▸ **Prompt**
Check each line of the listing below for the string "Johnson", then copy every line that has it.

▸ **Study material**
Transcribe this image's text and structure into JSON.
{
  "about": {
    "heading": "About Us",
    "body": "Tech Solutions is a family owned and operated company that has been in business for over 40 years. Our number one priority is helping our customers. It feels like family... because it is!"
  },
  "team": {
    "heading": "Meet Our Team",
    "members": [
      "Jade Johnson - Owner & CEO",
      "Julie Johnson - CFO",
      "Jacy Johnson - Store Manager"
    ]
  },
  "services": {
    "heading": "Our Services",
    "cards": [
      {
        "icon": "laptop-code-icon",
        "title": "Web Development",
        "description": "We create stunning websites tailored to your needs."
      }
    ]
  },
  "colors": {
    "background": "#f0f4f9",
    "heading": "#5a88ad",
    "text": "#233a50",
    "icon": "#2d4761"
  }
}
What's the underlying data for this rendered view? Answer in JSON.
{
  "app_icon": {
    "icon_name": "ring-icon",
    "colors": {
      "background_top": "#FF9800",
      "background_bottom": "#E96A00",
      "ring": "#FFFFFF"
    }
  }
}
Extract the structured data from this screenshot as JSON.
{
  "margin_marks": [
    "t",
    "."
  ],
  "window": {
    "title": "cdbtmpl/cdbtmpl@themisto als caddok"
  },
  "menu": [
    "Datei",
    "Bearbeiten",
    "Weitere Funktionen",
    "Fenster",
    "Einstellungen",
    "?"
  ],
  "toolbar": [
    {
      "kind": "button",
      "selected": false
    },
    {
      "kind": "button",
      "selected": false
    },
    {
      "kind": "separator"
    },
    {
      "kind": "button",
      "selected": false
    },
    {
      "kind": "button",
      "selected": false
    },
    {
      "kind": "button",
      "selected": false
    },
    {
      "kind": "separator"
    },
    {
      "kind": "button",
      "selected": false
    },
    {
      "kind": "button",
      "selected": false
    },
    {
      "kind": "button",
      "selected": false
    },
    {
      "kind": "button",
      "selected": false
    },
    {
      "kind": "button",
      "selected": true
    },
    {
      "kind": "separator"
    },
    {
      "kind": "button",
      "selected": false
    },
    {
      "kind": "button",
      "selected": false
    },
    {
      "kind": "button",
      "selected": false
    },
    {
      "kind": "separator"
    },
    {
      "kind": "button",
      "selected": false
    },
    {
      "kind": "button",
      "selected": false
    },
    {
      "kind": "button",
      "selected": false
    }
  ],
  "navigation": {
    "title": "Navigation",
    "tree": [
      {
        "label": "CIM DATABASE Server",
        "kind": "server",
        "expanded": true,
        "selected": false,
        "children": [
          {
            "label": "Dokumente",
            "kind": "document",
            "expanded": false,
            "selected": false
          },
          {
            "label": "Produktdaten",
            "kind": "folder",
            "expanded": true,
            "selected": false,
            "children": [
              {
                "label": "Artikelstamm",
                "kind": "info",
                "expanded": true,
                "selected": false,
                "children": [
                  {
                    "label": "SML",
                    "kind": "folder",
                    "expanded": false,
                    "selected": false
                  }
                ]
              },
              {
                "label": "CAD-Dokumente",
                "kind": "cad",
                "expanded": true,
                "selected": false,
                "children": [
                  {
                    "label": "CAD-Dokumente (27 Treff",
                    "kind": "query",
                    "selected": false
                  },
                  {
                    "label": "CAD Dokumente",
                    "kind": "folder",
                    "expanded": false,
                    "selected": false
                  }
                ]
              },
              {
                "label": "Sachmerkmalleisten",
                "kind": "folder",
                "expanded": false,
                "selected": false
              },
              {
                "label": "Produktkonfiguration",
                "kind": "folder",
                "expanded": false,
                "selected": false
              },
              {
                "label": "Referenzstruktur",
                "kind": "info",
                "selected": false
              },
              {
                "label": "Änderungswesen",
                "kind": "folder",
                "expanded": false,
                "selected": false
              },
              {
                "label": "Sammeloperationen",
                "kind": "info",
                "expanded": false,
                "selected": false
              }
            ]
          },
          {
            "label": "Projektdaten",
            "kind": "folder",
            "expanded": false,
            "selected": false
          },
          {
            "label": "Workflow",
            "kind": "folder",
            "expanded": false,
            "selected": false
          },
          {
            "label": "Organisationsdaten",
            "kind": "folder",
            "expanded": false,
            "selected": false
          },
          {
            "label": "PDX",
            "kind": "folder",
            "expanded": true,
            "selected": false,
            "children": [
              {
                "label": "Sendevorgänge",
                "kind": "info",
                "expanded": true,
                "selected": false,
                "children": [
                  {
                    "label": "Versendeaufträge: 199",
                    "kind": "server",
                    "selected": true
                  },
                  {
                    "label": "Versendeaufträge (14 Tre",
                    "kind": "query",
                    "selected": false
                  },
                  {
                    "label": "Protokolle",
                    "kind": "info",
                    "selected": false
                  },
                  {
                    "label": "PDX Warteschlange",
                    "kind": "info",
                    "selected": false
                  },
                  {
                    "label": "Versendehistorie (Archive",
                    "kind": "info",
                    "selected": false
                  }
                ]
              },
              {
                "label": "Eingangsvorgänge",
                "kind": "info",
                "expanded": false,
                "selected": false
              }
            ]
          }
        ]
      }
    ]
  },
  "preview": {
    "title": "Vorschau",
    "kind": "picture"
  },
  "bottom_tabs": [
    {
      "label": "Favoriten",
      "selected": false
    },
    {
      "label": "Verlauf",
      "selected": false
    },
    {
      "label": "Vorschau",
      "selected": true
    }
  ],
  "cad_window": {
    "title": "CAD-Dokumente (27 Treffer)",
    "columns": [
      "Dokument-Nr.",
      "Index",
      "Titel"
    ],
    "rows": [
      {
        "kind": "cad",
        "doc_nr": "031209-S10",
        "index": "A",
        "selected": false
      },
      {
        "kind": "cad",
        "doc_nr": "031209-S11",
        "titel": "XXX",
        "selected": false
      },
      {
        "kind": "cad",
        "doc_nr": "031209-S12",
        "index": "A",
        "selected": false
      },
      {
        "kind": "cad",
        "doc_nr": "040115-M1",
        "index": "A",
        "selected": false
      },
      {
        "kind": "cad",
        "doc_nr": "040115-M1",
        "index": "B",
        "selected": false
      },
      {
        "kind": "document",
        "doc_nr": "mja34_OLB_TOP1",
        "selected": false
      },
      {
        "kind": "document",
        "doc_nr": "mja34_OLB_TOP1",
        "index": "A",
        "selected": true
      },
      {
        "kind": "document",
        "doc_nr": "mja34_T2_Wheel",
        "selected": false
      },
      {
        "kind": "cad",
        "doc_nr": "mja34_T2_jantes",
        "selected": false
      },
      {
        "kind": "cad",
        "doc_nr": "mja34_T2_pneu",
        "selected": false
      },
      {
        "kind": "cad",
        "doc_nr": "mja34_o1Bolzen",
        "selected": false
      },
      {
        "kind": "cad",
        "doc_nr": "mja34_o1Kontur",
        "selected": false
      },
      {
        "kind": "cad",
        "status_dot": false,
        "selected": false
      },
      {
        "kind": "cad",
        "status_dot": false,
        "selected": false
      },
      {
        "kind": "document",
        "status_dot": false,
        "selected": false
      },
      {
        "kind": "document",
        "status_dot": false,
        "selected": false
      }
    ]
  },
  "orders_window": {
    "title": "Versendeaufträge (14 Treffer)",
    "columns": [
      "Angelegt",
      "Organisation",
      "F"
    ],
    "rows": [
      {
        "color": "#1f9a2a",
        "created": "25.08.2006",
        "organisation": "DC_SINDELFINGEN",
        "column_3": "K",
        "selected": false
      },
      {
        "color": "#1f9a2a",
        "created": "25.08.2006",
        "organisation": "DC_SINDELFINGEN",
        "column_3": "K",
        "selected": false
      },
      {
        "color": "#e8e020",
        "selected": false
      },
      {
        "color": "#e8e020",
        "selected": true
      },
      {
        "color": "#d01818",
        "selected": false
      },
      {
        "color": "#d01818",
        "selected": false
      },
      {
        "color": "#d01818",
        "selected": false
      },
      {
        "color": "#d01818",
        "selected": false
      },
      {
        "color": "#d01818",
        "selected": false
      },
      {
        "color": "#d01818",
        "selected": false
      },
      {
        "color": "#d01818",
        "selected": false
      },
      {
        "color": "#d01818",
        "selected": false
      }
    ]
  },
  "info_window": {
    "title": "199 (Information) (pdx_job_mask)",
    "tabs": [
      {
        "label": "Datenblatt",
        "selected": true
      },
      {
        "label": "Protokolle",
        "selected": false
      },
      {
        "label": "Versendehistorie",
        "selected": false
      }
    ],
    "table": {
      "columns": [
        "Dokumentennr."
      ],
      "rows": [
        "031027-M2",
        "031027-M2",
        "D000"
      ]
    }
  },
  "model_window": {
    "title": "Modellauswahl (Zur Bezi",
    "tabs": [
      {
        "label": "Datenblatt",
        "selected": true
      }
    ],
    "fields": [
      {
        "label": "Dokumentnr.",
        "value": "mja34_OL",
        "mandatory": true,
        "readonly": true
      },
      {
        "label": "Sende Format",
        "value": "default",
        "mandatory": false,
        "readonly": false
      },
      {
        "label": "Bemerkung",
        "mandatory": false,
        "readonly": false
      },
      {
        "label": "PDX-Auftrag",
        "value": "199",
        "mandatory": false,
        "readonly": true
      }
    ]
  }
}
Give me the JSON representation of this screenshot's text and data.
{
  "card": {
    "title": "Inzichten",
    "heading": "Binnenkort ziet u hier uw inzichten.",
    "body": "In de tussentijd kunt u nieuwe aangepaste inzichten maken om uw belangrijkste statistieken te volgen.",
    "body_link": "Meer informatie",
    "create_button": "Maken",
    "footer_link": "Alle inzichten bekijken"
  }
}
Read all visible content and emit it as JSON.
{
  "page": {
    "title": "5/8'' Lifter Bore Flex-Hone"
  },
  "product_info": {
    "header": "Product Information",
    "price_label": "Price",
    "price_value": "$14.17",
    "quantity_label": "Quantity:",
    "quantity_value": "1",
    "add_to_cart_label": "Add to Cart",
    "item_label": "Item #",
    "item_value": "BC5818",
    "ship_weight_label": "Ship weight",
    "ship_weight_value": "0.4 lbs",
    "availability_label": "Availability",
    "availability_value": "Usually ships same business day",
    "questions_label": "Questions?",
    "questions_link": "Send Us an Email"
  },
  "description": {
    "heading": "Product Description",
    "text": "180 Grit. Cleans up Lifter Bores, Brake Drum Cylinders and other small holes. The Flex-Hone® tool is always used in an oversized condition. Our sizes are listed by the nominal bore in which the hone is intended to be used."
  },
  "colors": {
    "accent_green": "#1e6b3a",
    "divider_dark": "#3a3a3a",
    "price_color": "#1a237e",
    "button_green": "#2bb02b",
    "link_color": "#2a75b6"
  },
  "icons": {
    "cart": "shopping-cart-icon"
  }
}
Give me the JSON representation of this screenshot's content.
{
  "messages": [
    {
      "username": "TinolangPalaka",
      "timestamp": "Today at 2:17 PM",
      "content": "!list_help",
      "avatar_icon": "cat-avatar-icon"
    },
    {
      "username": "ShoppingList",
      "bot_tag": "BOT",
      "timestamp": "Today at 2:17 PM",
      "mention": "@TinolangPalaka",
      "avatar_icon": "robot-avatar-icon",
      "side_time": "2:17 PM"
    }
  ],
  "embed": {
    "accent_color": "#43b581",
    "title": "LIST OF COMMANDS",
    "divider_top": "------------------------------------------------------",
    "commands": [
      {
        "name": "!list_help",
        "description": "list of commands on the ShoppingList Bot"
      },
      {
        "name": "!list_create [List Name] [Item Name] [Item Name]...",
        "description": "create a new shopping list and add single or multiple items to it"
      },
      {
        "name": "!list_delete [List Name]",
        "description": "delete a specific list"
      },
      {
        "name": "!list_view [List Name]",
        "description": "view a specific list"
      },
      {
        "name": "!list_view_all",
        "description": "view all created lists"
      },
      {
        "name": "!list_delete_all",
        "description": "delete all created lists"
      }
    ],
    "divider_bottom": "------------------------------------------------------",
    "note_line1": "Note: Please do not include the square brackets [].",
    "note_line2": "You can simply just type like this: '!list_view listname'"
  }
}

▸ **Answer section**
      "Jade Johnson - Owner & CEO",
      "Julie Johnson - CFO",
      "Jacy Johnson - Store Manager"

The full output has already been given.